Parkville Man Indicted in Plot to Export Industrial Products and Services to Iran

Allegedly Conspired to Violate the U.S. Embargo Against Iran
March 7, 2013

Weapon Program: 

  • Nuclear
  • Military

Related Library Documents: 

Related Country: 

  • United Arab Emirates
  • China

A federal grand jury has indicted Ali Saboonchi, age 32, a U.S. citizen residing in Parkville, Maryland, and Arash Rashti Mohammad (Rashti), age 31, a citizen and resident of Iran, on charges of conspiring to export and exporting American manufactured industrial products and services to Iran. The indictment was returned on March 4, 2013, and unsealed today upon Saboonchi’s arrest.

The indictment was announced by United States Attorney for the District of Maryland Rod J. Rosenstein; Special Agent in Charge Stephen E. Vogt of the Federal Bureau of Investigation; and Special Agent in Charge William Winter of U.S. Immigration and Customs Enforcement’s (ICE) Homeland Security Investigations (HSI).

The International Emergency Economic Powers Act authorizes the president of the United States to impose economic sanctions on a foreign country when the President declares a national emergency. In 1995, the president issued a series of executive orders declaring that the actions and policies of the government of Iran constituted a national emergency. In order to deal with that threat, the president imposed economic sanctions against Iran, to include a trade embargo (the Iran Trade Embargo). In order to implement the Iran Trade Embargo, the U.S. Department of the Treasury promulgated regulations that prohibit the export, sale, or supply to Iran of any goods or services from the United States without prior authorization.

The five-count indictment alleges that from November 2009 to the present, Saboonchi and Rashti conspired to evade the Iran Trade Embargo by exporting American manufactured industrial goods and services to Iranian businesses. Rashti, located in Iran, had Saboonchi in Maryland create and operate Ace Electric Company for the purpose of obtaining goods to be sent to Iran. Rashti, who operated businesses in Tehran, Iran and the United Arab Emirates (UAE), allegedly solicited purchase orders and business from customers in Iran for industrial parts and components manufactured in America, including:

  • two cyclone separators, which are used in pipelines to separate impurities such as sand from liquids, for $2,114.53;
  • six thermocouples, which are used to measure temperatures of liquids and gasses in industrial applications in the chemical and petrochemical fields, for $1,284;
  • 10 stainless steel filter elements, which are used primarily in the oil and gas industry and can be used in water plants, hydrocarbon plants and nuclear plants, for $151.53;
  • four bypass filters, for $1,911.03;
  • three flow meters, which are used primarily in industrial applications to measure the flow of water but could be adjusted to measure other liquids and gasses, for $6,224.88;
  • three actuator springs, which are used to control the flow rate of a liquid, for $112.07;
  • numerous industrial parts, including hydraulic valves and connectors, for $7,067;
  • liquid pumps and valves, which have oil, gas, energy, aerospace and defense applications, for $2,320.48.

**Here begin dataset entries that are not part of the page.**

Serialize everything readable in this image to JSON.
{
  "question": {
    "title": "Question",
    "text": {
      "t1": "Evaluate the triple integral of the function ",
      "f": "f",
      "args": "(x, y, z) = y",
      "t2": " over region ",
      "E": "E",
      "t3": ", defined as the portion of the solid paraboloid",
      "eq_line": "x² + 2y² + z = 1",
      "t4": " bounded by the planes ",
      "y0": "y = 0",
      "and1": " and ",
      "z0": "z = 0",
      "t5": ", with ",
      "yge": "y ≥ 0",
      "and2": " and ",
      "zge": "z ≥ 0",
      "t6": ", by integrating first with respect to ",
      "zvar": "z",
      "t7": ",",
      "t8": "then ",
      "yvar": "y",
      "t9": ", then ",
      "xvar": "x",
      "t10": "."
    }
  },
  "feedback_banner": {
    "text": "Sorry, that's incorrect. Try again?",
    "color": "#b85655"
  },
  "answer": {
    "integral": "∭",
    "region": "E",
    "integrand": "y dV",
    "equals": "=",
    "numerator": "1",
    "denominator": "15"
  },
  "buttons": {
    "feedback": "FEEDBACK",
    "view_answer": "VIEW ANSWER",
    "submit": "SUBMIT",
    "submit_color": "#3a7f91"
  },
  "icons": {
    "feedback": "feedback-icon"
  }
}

The indictment alleges that Rashti obtained price quotes and paid for these items, and took delivery of most of the goods, which he then shipped to co-conspirators in UAE and, in at least one case, China. Rashti would repay Saboonchi for the goods and further arrange for the entities in the UAE and China to send the goods on to him and his customers in Iran. The defendants did not obtain authorization to export the products.

Saboonchi faces a maximum sentence of 20 years in prison for the conspiracy and on each of four counts for illegal export to an embargoed country. Saboonchi has his initial appearance today in U.S. District Court in Greenbelt and is detained pending a detention hearing scheduled for Wednesday, March 13, 2013, at 2:00 p.m. Rashti is believed to be living in Iran.

An indictment is not a finding of guilt. An individual charged by indictment is presumed innocent unless and until proven guilty at some later criminal proceedings.

United States Attorney Rod J. Rosenstein praised the FBI and HSI Baltimore for their work in the investigation. Mr. Rosenstein thanked Assistant United States Attorney Gregory Welsh, who is prosecuting the case.